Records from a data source
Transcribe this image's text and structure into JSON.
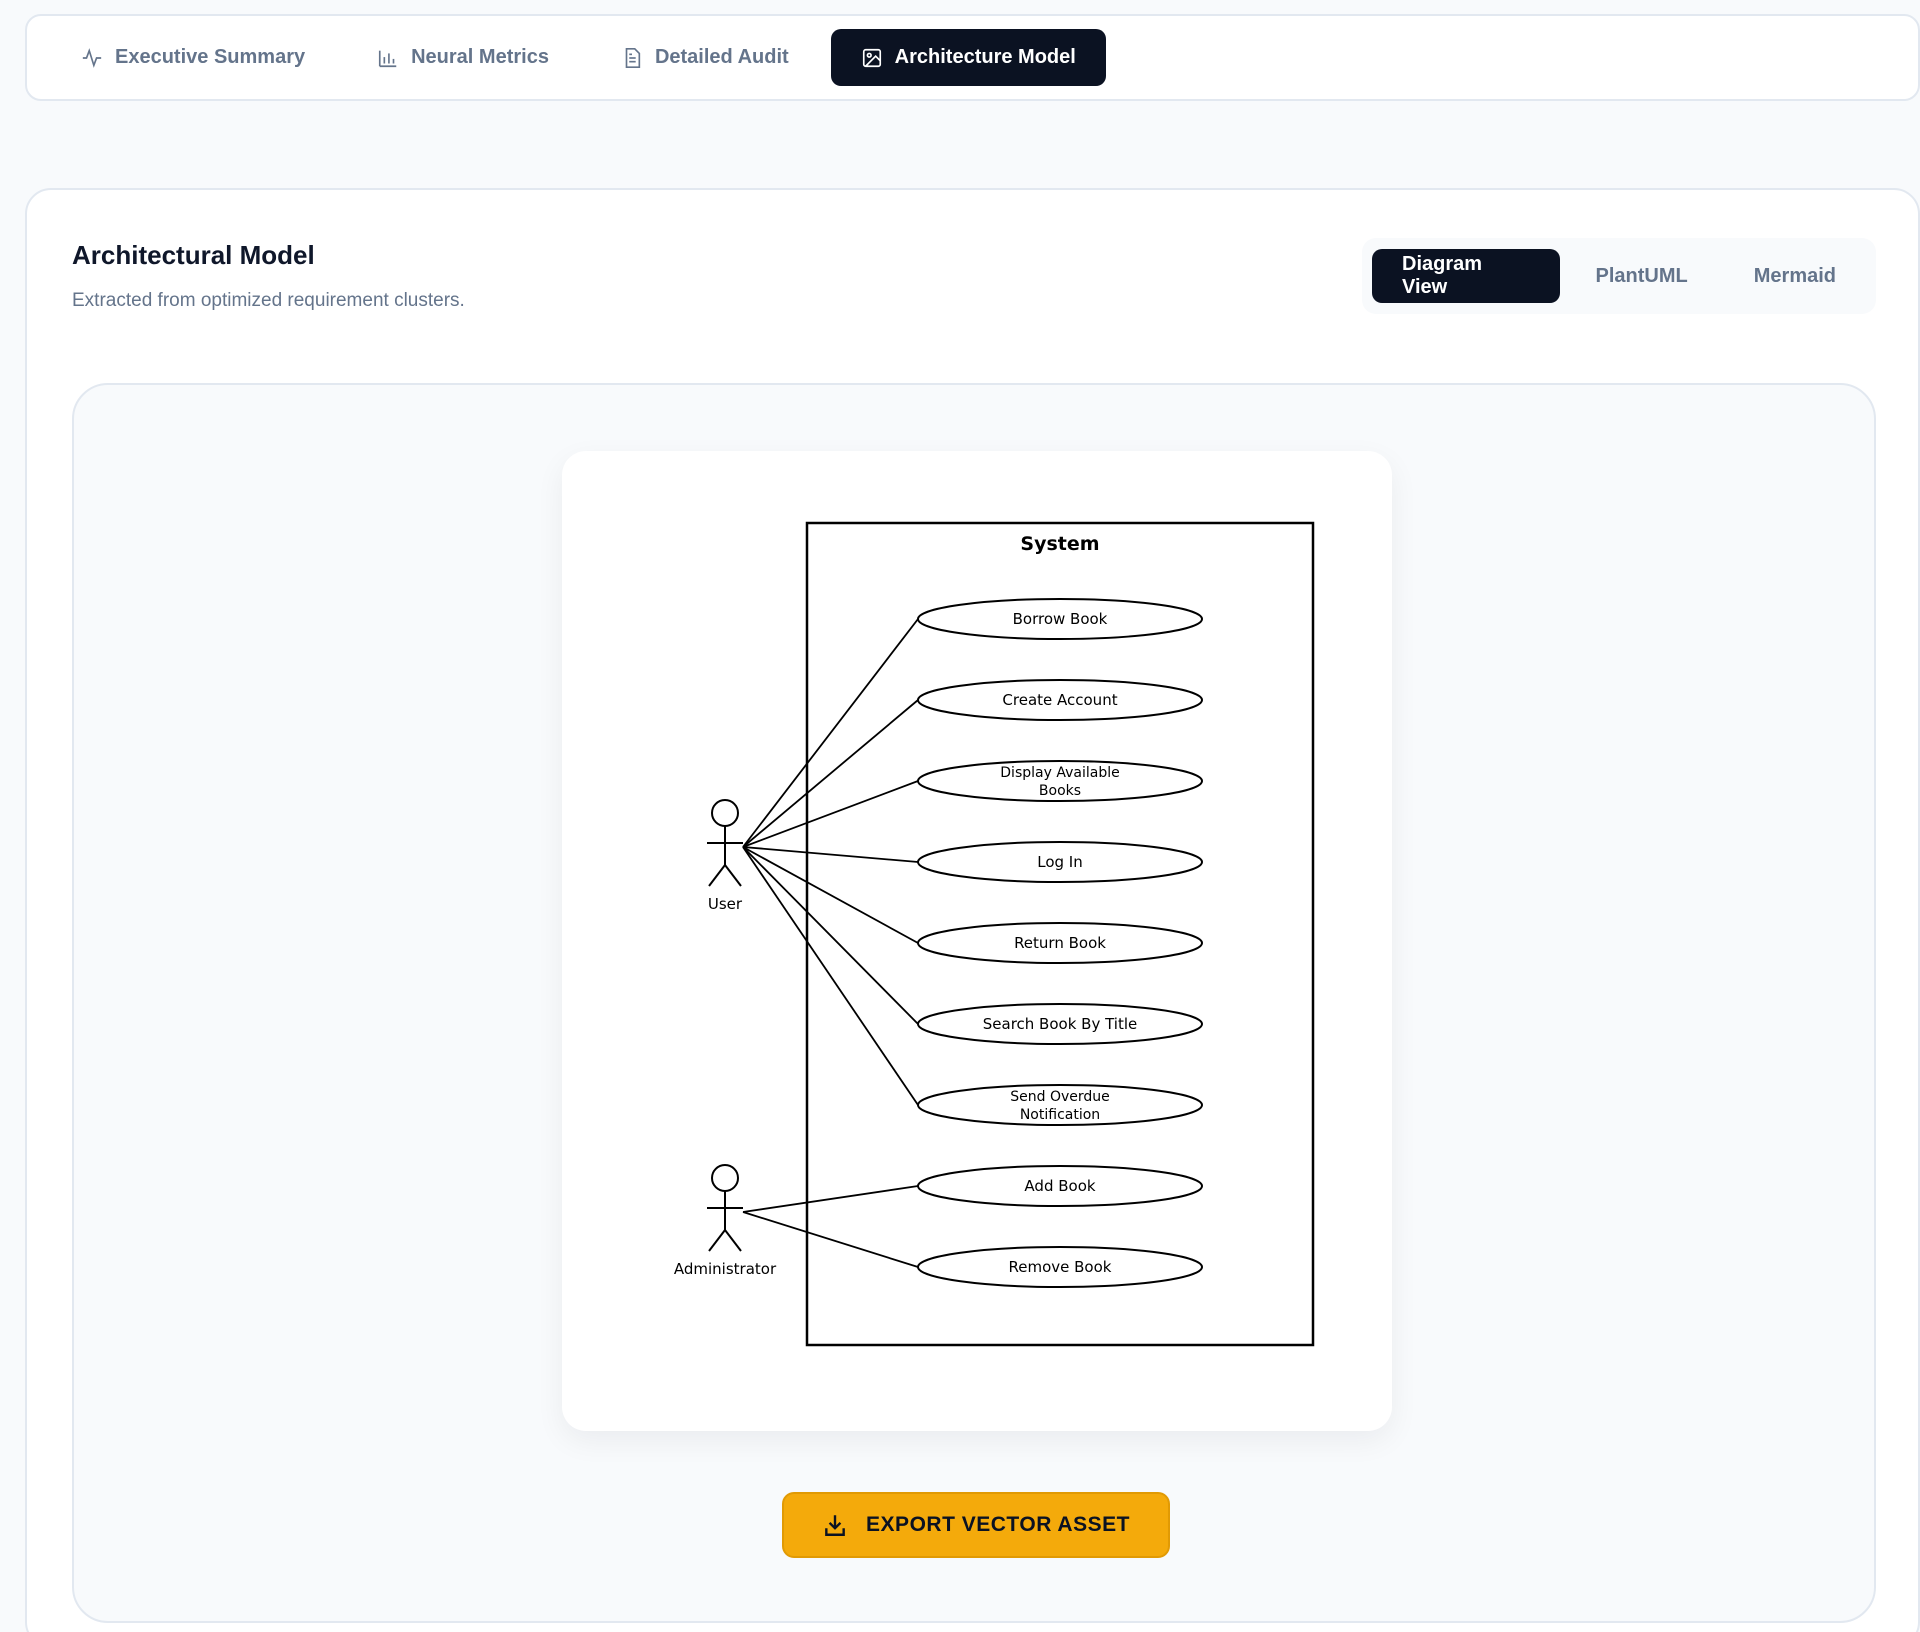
{
  "tabs": [
    {
      "label": "Executive Summary",
      "icon": "activity-icon",
      "active": false
    },
    {
      "label": "Neural Metrics",
      "icon": "bar-chart-icon",
      "active": false
    },
    {
      "label": "Detailed Audit",
      "icon": "document-icon",
      "active": false
    },
    {
      "label": "Architecture Model",
      "icon": "image-icon",
      "active": true
    }
  ],
  "card": {
    "title": "Architectural Model",
    "subtitle": "Extracted from optimized requirement clusters."
  },
  "view_switch": {
    "options": [
      "Diagram View",
      "PlantUML",
      "Mermaid"
    ],
    "selected": "Diagram View"
  },
  "diagram": {
    "system_label": "System",
    "actors": [
      "User",
      "Administrator"
    ],
    "use_cases": [
      [
        "Borrow Book"
      ],
      [
        "Create Account"
      ],
      [
        "Display Available",
        "Books"
      ],
      [
        "Log In"
      ],
      [
        "Return Book"
      ],
      [
        "Search Book By Title"
      ],
      [
        "Send Overdue",
        "Notification"
      ],
      [
        "Add Book"
      ],
      [
        "Remove Book"
      ]
    ],
    "associations": {
      "User": [
        0,
        1,
        2,
        3,
        4,
        5,
        6
      ],
      "Administrator": [
        7,
        8
      ]
    }
  },
  "export": {
    "label": "EXPORT VECTOR ASSET",
    "icon": "download-icon",
    "color": "#f4aa0b"
  },
  "colors": {
    "accent_dark": "#0b1222",
    "background": "#f8fafc"
  }
}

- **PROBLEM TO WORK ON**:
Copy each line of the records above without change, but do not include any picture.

- **ANSWER BELOW**:
Transcribe this image's text and structure into JSON.
{
  "tabs": [
    {
      "label": "Executive Summary",
      "icon": "activity-icon",
      "active": false
    },
    {
      "label": "Neural Metrics",
      "icon": "bar-chart-icon",
      "active": false
    },
    {
      "label": "Detailed Audit",
      "icon": "document-icon",
      "active": false
    },
    {
      "label": "Architecture Model",
      "icon": "image-icon",
      "active": true
    }
  ],
  "card": {
    "title": "Architectural Model",
    "subtitle": "Extracted from optimized requirement clusters."
  },
  "view_switch": {
    "options": [
      "Diagram View",
      "PlantUML",
      "Mermaid"
    ],
    "selected": "Diagram View"
  },
  "diagram": {
    "system_label": "System",
    "actors": [
      "User",
      "Administrator"
    ],
    "use_cases": [
      [
        "Borrow Book"
      ],
      [
        "Create Account"
      ],
      [
        "Display Available",
        "Books"
      ],
      [
        "Log In"
      ],
      [
        "Return Book"
      ],
      [
        "Search Book By Title"
      ],
      [
        "Send Overdue",
        "Notification"
      ],
      [
        "Add Book"
      ],
      [
        "Remove Book"
      ]
    ],
    "associations": {
      "User": [
        0,
        1,
        2,
        3,
        4,
        5,
        6
      ],
      "Administrator": [
        7,
        8
      ]
    }
  },
  "export": {
    "label": "EXPORT VECTOR ASSET",
    "icon": "download-icon",
    "color": "#f4aa0b"
  },
  "colors": {
    "accent_dark": "#0b1222",
    "background": "#f8fafc"
  }
}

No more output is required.